EXERCISE DETAILS:
Pull every line with "meta" from the entries below.
━━━━━━━━
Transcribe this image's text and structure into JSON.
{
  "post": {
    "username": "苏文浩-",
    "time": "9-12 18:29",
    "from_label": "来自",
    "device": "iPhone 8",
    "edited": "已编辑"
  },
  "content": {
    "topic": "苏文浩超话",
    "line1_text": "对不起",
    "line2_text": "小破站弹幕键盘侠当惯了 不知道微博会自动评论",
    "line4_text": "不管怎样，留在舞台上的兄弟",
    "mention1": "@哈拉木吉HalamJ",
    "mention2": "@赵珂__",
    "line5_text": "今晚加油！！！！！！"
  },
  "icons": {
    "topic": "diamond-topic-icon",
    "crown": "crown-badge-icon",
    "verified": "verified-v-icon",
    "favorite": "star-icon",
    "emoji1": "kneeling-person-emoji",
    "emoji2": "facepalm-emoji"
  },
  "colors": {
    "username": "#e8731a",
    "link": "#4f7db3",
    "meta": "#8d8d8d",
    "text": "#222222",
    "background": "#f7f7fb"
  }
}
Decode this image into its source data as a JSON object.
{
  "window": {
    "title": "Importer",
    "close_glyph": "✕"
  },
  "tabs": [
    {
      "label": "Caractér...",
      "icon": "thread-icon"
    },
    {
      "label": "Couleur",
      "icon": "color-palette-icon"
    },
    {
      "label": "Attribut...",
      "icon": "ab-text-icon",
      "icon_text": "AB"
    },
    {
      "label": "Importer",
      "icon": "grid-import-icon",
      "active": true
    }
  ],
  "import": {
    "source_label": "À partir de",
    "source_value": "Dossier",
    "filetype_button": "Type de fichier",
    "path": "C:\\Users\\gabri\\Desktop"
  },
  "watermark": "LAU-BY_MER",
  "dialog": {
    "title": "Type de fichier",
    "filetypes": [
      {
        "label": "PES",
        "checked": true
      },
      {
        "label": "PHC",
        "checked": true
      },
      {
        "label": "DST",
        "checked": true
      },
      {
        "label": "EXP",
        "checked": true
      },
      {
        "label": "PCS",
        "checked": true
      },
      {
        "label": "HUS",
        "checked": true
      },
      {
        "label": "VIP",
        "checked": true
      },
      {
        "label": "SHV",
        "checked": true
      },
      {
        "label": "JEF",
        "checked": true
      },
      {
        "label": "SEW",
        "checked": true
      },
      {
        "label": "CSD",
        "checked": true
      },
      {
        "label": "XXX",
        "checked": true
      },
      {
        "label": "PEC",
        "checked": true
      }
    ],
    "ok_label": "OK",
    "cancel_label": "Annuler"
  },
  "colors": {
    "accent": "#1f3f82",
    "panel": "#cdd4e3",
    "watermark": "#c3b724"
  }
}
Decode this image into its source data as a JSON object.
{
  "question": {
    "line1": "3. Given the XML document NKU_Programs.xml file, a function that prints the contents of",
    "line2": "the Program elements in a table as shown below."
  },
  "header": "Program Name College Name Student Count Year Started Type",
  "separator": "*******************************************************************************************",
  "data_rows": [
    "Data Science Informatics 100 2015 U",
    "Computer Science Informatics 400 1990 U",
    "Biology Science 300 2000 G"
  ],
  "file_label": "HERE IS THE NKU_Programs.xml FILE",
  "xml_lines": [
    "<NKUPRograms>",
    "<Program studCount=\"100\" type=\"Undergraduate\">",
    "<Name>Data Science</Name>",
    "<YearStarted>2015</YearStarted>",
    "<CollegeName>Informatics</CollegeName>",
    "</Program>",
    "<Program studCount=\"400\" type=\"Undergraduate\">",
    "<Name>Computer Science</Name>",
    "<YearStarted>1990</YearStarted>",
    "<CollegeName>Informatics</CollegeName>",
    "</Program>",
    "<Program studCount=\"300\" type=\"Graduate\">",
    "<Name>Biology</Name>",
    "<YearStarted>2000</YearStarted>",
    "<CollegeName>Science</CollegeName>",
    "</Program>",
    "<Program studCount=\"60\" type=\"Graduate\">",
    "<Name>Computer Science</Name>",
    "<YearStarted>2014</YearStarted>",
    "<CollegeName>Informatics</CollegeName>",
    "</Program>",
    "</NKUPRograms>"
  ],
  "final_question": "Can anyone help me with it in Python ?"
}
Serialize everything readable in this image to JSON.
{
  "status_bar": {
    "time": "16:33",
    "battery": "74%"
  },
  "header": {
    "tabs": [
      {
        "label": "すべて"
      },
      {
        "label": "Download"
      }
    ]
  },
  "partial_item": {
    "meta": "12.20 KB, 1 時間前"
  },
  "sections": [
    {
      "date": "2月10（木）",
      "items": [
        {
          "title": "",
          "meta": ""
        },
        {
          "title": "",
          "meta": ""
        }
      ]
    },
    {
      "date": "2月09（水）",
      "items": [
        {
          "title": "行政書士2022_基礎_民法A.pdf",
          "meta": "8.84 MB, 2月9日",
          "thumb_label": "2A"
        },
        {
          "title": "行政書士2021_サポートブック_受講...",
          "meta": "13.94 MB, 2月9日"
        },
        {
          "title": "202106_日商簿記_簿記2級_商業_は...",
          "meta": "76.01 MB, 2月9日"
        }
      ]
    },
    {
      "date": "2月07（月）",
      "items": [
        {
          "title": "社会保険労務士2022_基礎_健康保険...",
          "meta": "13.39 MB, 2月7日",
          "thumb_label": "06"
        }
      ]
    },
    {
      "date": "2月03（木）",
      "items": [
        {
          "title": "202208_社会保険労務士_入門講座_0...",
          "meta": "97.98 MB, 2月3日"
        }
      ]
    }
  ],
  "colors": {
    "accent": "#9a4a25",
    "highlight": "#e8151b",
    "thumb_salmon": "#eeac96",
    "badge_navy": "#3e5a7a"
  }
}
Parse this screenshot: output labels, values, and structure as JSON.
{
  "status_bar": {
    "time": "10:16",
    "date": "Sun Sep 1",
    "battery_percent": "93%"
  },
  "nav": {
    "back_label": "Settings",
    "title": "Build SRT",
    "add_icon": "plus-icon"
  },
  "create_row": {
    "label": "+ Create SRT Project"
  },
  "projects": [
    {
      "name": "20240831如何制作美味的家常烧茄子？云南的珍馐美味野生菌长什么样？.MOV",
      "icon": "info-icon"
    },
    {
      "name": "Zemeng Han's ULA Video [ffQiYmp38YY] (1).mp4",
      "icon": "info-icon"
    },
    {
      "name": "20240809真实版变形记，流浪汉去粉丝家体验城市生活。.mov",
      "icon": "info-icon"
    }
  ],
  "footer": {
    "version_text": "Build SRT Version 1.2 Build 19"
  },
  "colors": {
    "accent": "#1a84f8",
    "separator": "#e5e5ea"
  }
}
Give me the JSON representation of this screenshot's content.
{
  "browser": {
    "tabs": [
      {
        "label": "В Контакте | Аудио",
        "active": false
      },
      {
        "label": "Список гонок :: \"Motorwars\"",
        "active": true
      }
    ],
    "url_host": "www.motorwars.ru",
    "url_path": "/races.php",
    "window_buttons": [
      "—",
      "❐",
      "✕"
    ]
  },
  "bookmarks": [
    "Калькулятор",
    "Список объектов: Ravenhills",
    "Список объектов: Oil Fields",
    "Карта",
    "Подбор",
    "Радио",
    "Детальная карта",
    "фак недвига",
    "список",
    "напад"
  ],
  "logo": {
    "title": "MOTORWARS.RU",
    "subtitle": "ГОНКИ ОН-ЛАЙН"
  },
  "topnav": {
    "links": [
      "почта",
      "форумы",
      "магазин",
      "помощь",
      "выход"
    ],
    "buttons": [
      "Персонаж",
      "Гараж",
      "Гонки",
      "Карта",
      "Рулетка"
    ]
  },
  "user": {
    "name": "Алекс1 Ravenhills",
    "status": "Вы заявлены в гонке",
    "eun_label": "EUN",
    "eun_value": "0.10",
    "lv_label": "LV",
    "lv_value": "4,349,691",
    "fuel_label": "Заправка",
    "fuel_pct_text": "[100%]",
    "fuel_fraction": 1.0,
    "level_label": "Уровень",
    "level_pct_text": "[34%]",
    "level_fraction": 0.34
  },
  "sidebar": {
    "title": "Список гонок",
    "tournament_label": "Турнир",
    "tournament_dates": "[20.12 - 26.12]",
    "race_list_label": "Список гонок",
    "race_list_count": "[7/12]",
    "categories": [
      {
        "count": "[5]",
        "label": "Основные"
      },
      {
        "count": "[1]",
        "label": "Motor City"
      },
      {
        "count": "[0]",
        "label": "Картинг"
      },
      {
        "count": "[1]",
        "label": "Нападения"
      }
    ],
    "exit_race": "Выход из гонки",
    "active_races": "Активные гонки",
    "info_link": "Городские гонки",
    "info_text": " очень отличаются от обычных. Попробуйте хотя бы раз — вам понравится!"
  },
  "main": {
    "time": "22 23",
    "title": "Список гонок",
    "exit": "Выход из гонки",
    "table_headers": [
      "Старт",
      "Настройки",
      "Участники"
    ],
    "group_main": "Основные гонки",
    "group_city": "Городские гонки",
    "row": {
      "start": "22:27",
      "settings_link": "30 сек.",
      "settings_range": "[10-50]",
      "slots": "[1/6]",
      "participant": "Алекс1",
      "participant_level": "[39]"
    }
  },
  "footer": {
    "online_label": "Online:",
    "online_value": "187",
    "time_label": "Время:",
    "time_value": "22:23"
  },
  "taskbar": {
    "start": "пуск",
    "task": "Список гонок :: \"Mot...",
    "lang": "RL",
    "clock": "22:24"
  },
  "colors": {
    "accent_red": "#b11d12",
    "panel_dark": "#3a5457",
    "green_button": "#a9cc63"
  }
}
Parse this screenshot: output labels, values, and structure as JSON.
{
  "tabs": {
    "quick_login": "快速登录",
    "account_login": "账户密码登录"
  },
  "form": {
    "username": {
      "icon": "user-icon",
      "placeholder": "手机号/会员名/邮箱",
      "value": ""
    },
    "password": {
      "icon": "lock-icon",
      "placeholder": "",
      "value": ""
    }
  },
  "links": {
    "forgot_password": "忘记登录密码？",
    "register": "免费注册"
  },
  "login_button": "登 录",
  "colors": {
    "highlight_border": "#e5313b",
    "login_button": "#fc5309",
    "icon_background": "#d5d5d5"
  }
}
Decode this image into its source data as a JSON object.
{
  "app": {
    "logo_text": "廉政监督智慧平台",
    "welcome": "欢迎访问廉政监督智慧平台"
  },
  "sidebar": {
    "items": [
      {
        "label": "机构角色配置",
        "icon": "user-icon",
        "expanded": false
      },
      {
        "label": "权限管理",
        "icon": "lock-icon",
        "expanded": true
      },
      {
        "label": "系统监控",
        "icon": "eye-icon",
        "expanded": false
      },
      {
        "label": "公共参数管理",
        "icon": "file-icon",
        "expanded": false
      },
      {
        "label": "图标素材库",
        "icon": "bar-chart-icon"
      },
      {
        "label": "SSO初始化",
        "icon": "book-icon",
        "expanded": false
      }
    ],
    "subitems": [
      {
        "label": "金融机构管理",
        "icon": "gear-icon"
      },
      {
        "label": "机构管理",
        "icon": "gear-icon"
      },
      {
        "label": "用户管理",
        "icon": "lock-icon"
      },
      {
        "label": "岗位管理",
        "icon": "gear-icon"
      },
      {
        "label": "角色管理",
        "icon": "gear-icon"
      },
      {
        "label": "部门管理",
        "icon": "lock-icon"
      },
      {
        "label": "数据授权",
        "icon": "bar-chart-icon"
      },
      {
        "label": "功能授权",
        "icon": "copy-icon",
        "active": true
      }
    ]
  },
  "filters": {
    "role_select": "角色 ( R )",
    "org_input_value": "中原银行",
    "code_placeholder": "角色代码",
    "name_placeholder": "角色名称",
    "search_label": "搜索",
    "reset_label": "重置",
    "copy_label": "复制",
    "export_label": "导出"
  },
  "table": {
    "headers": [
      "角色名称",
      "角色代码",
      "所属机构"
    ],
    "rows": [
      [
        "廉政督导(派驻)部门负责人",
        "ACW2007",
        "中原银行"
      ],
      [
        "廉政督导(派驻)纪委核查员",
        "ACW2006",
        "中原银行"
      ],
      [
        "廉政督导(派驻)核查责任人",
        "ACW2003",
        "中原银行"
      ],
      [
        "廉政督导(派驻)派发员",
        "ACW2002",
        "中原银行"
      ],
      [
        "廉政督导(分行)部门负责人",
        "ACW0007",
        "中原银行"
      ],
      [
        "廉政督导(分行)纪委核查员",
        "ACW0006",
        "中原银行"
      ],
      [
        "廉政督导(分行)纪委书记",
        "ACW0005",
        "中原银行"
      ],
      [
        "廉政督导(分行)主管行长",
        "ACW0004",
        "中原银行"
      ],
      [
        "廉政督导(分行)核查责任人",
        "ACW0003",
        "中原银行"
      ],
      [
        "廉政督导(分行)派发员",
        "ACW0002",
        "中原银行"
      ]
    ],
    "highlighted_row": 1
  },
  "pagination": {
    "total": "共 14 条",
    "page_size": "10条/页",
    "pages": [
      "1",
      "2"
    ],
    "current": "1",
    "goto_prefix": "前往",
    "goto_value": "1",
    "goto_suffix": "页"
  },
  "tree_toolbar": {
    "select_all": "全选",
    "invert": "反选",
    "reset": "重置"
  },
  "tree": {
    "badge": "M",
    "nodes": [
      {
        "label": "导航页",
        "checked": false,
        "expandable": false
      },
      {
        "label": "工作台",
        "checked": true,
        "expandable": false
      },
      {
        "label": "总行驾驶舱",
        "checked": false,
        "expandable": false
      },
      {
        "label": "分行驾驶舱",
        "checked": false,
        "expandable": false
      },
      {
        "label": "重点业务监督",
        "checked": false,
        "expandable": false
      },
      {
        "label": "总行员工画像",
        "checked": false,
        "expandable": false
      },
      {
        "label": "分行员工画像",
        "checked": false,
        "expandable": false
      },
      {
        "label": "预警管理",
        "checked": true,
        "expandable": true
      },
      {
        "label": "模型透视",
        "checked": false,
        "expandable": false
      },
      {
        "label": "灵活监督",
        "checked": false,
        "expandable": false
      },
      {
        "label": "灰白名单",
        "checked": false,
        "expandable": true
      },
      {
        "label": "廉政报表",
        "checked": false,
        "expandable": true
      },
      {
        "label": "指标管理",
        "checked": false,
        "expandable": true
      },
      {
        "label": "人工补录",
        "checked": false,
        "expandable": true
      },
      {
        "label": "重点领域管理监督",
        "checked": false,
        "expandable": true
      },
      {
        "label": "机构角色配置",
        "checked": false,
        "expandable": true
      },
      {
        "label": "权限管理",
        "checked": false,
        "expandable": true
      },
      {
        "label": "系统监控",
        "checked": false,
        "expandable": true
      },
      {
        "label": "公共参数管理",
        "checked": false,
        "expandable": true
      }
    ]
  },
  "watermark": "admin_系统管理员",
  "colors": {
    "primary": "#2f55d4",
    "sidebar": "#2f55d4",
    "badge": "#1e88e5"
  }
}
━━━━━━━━
ANSWER TO THE EXERCISE:
    "meta": "#8d8d8d",
    "meta": "12.20 KB, 1 時間前"
          "meta": ""
          "meta": ""
          "meta": "8.84 MB, 2月9日",
          "meta": "13.94 MB, 2月9日"
          "meta": "76.01 MB, 2月9日"
          "meta": "13.39 MB, 2月7日",
          "meta": "97.98 MB, 2月3日"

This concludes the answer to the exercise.